'''
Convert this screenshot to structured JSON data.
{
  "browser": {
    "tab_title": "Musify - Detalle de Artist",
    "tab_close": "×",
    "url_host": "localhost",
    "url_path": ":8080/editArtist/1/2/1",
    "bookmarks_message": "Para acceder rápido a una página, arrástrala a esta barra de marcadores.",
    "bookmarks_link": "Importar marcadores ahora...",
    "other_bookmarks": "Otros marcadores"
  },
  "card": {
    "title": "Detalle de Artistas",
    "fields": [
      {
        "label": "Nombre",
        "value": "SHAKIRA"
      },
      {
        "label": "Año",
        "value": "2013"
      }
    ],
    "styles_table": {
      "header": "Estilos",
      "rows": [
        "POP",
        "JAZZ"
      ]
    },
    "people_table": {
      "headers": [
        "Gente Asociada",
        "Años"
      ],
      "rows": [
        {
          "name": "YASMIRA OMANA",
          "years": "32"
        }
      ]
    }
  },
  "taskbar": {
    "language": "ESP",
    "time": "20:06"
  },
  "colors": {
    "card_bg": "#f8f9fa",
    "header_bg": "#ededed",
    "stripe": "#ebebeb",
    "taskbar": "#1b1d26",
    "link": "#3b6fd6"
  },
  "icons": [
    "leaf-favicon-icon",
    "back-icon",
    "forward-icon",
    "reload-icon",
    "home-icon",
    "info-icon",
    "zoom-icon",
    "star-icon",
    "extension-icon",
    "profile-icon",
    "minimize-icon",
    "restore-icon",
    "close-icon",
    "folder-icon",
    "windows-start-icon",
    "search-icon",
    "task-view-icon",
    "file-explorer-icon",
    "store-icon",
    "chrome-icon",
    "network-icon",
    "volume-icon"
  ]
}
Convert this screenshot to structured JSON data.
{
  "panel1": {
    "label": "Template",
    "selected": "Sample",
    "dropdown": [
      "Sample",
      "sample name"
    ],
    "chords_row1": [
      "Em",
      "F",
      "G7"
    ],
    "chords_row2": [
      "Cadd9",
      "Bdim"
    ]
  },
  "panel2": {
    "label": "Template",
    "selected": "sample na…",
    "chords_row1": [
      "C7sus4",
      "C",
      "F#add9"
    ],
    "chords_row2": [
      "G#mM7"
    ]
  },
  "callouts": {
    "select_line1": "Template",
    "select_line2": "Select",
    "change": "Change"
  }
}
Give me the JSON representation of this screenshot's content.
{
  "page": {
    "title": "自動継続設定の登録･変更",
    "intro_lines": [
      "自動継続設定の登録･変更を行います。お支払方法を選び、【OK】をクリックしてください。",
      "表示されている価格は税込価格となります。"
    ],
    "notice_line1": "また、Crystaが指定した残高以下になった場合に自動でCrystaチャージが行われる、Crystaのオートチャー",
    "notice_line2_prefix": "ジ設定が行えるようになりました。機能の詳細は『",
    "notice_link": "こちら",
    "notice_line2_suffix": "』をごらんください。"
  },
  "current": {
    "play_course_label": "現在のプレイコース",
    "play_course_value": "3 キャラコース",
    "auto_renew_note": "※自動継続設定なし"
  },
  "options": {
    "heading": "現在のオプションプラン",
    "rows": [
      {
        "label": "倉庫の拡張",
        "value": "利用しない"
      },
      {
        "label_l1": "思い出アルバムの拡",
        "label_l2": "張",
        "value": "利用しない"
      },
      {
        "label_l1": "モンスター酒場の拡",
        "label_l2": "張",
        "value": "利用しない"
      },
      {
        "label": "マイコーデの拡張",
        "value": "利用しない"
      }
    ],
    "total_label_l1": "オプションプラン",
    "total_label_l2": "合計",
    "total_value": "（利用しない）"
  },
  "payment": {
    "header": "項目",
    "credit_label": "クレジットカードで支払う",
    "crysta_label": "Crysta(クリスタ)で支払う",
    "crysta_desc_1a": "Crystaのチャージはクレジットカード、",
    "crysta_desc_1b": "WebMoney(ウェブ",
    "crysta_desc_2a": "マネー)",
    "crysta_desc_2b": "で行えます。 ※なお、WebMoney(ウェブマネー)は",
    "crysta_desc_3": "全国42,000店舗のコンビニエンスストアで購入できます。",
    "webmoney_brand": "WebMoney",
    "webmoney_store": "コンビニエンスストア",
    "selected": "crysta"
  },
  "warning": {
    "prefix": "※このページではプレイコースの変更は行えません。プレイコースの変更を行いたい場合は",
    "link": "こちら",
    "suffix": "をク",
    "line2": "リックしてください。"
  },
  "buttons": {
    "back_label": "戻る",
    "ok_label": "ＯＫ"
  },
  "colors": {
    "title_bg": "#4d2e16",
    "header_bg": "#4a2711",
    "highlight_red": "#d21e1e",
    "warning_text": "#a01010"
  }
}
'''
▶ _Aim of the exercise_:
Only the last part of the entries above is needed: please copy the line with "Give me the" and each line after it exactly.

▶ _Response box_:
Give me the JSON representation of this screenshot's content.
{
  "page": {
    "title": "自動継続設定の登録･変更",
    "intro_lines": [
      "自動継続設定の登録･変更を行います。お支払方法を選び、【OK】をクリックしてください。",
      "表示されている価格は税込価格となります。"
    ],
    "notice_line1": "また、Crystaが指定した残高以下になった場合に自動でCrystaチャージが行われる、Crystaのオートチャー",
    "notice_line2_prefix": "ジ設定が行えるようになりました。機能の詳細は『",
    "notice_link": "こちら",
    "notice_line2_suffix": "』をごらんください。"
  },
  "current": {
    "play_course_label": "現在のプレイコース",
    "play_course_value": "3 キャラコース",
    "auto_renew_note": "※自動継続設定なし"
  },
  "options": {
    "heading": "現在のオプションプラン",
    "rows": [
      {
        "label": "倉庫の拡張",
        "value": "利用しない"
      },
      {
        "label_l1": "思い出アルバムの拡",
        "label_l2": "張",
        "value": "利用しない"
      },
      {
        "label_l1": "モンスター酒場の拡",
        "label_l2": "張",
        "value": "利用しない"
      },
      {
        "label": "マイコーデの拡張",
        "value": "利用しない"
      }
    ],
    "total_label_l1": "オプションプラン",
    "total_label_l2": "合計",
    "total_value": "（利用しない）"
  },
  "payment": {
    "header": "項目",
    "credit_label": "クレジットカードで支払う",
    "crysta_label": "Crysta(クリスタ)で支払う",
    "crysta_desc_1a": "Crystaのチャージはクレジットカード、",
    "crysta_desc_1b": "WebMoney(ウェブ",
    "crysta_desc_2a": "マネー)",
    "crysta_desc_2b": "で行えます。 ※なお、WebMoney(ウェブマネー)は",
    "crysta_desc_3": "全国42,000店舗のコンビニエンスストアで購入できます。",
    "webmoney_brand": "WebMoney",
    "webmoney_store": "コンビニエンスストア",
    "selected": "crysta"
  },
  "warning": {
    "prefix": "※このページではプレイコースの変更は行えません。プレイコースの変更を行いたい場合は",
    "link": "こちら",
    "suffix": "をク",
    "line2": "リックしてください。"
  },
  "buttons": {
    "back_label": "戻る",
    "ok_label": "ＯＫ"
  },
  "colors": {
    "title_bg": "#4d2e16",
    "header_bg": "#4a2711",
    "highlight_red": "#d21e1e",
    "warning_text": "#a01010"
  }
}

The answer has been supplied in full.